▶ _EXERCISE INSTRUCTIONS_
The task calls for each line of the records below in which the word "true" appears.

▶ _ENTRIES SUPPLIED_

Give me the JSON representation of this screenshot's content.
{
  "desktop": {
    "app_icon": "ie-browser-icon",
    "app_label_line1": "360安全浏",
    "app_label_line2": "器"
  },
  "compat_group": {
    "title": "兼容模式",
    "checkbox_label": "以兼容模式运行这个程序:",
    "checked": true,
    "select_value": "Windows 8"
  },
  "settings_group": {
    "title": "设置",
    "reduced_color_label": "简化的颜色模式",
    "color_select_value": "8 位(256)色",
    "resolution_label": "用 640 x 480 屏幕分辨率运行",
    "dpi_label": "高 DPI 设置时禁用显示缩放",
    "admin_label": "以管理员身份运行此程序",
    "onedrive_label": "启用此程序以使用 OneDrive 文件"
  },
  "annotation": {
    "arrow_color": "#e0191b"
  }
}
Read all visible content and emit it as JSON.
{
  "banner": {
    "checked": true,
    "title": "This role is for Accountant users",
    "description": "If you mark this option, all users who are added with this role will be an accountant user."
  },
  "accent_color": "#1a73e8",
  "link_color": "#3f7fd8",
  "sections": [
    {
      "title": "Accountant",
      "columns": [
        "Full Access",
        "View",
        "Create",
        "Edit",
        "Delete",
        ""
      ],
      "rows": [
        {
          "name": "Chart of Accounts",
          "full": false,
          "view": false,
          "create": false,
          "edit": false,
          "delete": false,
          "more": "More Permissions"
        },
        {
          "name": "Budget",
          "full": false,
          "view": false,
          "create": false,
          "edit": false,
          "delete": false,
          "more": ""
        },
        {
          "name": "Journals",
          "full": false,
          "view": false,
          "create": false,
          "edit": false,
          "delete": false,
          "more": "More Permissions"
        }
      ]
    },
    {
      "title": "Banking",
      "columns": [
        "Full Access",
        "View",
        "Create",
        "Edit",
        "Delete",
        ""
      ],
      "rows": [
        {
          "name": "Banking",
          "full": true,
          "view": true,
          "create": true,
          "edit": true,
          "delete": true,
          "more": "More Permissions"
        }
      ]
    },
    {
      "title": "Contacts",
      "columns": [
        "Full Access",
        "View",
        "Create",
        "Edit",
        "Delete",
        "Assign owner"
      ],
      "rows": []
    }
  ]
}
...
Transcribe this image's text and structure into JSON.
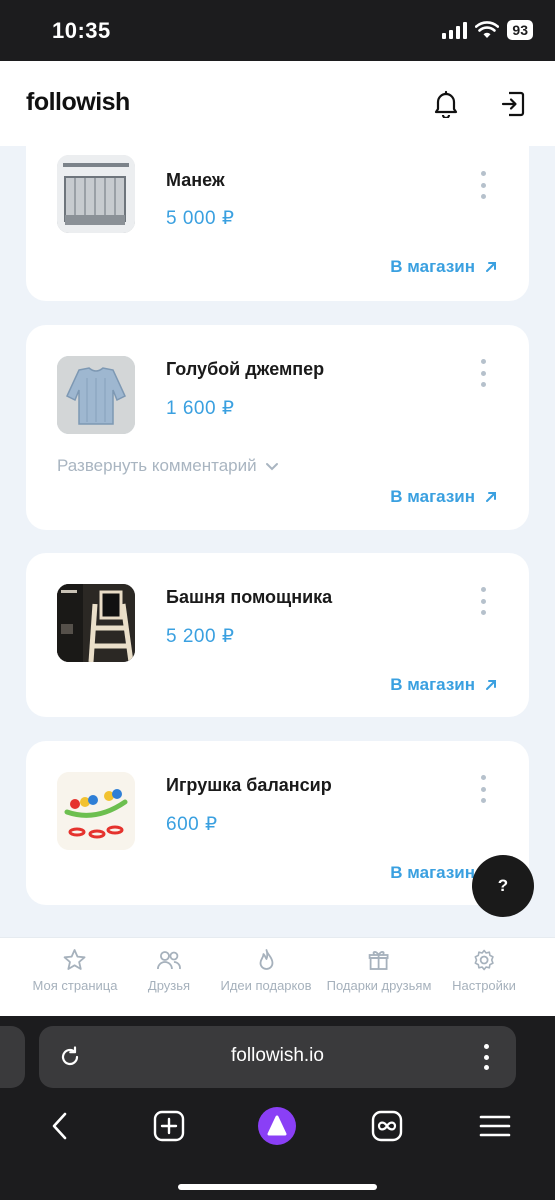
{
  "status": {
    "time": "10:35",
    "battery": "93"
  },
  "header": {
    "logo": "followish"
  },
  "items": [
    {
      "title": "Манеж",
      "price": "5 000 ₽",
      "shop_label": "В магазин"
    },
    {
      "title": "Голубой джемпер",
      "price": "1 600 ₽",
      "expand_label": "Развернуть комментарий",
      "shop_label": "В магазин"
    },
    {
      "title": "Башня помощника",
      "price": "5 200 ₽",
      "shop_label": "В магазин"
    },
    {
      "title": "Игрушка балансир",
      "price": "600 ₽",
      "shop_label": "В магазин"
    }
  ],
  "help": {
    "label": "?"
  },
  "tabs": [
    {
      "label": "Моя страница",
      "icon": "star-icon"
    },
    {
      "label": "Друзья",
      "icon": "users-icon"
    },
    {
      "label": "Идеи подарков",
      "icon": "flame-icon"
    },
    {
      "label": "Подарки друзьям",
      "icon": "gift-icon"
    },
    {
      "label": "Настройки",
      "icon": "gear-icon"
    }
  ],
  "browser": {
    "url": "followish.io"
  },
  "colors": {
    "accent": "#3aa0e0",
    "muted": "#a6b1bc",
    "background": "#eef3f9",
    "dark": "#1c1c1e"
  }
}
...
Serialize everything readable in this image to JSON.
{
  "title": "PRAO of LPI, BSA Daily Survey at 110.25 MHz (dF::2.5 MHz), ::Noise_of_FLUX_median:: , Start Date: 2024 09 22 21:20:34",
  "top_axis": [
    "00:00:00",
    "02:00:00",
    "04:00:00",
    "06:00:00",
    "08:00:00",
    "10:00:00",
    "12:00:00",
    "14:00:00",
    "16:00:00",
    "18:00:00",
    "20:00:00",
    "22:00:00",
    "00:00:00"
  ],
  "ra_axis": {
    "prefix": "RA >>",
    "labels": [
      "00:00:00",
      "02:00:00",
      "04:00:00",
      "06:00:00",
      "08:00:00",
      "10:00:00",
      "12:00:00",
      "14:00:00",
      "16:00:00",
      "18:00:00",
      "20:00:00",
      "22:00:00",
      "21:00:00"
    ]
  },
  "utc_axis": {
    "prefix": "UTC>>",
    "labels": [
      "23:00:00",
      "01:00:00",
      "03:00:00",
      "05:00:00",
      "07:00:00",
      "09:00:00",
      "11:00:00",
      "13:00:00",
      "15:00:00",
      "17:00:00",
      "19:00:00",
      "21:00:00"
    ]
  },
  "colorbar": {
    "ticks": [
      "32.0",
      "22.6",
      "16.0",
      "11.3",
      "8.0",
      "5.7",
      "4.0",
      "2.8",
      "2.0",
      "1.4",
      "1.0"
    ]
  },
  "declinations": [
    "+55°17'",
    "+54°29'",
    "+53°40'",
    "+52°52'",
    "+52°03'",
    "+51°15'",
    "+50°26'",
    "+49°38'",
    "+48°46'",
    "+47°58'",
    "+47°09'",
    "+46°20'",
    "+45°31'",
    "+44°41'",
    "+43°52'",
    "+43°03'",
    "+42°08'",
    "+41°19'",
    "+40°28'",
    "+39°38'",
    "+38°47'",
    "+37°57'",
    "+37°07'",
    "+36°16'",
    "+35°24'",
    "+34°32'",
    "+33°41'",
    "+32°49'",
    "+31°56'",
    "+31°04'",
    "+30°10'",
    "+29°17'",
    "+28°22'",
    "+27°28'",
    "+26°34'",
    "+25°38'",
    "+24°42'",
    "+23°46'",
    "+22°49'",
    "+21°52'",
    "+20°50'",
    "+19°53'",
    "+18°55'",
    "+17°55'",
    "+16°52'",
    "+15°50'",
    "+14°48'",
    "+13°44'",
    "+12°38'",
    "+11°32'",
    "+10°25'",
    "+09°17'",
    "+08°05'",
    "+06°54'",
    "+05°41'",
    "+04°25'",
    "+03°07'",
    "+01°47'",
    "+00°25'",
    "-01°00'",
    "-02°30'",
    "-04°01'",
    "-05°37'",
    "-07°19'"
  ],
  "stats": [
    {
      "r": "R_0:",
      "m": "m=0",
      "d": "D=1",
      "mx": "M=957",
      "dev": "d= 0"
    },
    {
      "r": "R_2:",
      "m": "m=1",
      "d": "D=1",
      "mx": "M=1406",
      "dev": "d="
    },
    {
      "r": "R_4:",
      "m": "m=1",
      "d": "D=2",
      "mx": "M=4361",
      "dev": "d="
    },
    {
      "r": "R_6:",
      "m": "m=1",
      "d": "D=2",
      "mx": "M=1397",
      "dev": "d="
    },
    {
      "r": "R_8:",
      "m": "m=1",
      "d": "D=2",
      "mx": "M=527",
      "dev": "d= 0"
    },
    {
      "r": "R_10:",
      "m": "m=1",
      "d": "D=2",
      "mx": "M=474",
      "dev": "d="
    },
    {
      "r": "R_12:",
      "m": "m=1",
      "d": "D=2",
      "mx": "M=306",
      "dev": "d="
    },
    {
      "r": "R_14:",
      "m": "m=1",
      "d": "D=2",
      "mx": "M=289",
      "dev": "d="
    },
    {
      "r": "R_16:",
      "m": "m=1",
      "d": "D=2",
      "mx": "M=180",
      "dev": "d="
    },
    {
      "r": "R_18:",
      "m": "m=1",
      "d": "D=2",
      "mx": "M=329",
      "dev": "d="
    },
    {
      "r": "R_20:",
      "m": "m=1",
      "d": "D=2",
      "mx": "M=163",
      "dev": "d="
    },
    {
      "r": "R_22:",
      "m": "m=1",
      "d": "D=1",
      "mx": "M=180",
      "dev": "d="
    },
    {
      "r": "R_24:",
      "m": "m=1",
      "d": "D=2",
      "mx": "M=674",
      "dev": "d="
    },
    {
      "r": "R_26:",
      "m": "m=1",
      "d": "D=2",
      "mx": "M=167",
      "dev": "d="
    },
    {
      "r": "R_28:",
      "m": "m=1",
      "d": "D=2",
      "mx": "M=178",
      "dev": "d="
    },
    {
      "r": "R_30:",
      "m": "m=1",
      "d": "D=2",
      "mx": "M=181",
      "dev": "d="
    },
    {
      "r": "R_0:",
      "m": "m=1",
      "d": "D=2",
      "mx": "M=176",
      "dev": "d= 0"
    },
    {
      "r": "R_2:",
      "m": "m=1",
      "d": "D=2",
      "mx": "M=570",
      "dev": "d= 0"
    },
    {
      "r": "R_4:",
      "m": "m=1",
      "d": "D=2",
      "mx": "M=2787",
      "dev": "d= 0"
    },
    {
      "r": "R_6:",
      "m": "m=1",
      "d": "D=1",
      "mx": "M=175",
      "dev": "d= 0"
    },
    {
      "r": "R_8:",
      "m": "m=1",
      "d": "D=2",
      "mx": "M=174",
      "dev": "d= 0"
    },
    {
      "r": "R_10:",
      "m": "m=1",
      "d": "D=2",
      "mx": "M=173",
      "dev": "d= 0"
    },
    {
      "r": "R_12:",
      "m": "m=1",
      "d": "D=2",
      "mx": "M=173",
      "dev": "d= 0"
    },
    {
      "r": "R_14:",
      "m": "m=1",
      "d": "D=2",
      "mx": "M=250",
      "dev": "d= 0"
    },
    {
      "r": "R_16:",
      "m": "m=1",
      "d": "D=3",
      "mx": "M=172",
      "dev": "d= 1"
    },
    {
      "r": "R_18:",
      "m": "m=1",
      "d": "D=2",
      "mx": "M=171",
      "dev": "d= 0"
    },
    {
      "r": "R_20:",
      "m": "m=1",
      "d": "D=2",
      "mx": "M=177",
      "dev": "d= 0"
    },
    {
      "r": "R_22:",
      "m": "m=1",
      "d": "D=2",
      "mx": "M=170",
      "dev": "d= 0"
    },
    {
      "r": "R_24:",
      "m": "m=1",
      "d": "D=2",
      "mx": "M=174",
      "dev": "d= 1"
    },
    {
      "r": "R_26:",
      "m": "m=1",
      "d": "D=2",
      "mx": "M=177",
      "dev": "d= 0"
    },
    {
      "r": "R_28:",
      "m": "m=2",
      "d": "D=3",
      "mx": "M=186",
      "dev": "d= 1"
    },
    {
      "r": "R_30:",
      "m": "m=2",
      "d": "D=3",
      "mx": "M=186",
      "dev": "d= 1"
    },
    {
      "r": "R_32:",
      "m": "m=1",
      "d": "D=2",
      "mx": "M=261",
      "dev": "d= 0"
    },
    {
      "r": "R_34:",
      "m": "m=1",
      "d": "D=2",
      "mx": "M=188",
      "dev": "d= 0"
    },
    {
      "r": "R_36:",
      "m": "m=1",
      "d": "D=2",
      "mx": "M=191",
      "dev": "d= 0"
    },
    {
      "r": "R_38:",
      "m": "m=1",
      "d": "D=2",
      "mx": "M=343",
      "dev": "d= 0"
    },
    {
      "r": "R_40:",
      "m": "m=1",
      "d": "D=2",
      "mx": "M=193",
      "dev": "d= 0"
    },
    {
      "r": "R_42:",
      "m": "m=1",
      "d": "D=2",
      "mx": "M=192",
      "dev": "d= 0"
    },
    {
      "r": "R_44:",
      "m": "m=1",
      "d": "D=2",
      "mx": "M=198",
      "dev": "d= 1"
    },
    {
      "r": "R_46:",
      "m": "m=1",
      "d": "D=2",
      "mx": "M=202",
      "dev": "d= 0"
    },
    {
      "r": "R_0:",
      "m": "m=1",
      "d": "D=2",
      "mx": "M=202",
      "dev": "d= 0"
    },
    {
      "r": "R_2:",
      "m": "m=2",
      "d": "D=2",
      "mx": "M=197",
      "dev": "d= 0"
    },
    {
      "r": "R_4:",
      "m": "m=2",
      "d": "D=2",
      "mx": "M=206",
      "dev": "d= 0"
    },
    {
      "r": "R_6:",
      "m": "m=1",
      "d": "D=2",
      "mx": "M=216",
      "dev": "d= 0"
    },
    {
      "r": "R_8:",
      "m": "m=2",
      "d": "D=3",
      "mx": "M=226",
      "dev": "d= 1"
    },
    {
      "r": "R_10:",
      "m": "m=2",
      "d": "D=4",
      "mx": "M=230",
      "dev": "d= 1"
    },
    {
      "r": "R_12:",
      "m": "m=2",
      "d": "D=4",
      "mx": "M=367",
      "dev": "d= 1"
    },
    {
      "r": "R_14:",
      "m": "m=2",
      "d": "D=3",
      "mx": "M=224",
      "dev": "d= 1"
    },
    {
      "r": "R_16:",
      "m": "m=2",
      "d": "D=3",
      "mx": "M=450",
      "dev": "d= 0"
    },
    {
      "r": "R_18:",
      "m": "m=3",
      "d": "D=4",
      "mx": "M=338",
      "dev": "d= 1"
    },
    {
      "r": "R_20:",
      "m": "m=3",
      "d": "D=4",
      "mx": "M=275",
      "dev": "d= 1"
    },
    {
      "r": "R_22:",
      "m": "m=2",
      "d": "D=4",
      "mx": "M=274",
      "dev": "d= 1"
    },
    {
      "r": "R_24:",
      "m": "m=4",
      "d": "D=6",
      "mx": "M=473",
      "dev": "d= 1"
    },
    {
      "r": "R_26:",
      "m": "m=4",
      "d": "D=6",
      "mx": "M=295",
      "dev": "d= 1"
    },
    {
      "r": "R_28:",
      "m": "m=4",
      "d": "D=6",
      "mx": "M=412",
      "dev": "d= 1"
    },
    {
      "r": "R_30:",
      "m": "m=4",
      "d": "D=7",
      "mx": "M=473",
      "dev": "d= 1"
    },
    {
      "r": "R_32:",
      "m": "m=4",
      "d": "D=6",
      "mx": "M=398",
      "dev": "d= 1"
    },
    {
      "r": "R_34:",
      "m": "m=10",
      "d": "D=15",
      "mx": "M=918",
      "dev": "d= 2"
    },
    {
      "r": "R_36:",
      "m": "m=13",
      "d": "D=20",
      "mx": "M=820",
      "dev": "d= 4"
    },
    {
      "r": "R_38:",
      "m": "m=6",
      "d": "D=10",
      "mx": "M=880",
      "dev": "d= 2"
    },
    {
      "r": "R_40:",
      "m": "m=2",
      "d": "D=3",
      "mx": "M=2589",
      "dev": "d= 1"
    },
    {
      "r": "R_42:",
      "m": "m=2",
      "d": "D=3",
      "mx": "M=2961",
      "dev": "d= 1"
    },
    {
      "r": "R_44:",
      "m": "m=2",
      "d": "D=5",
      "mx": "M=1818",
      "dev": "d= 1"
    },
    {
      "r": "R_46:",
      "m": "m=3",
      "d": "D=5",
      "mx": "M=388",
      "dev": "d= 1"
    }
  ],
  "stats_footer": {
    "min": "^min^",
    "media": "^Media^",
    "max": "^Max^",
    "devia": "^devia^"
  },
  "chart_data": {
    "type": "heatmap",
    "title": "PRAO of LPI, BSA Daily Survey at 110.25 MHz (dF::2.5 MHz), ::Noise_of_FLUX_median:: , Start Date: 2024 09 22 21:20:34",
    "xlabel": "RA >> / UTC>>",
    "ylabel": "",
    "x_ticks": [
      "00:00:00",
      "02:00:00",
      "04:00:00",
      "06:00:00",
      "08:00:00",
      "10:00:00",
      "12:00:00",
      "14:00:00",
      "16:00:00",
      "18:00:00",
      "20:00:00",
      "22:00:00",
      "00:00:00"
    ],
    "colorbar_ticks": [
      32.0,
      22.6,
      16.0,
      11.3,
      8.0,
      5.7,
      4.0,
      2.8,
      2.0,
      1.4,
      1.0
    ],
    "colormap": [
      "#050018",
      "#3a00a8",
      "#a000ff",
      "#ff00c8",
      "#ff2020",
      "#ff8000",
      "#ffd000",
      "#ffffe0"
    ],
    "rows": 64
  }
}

▶ _ANSWER SECTION_
    "checked": true,
    "checked": true,
          "full": true,
          "view": true,
          "create": true,
          "edit": true,
          "delete": true,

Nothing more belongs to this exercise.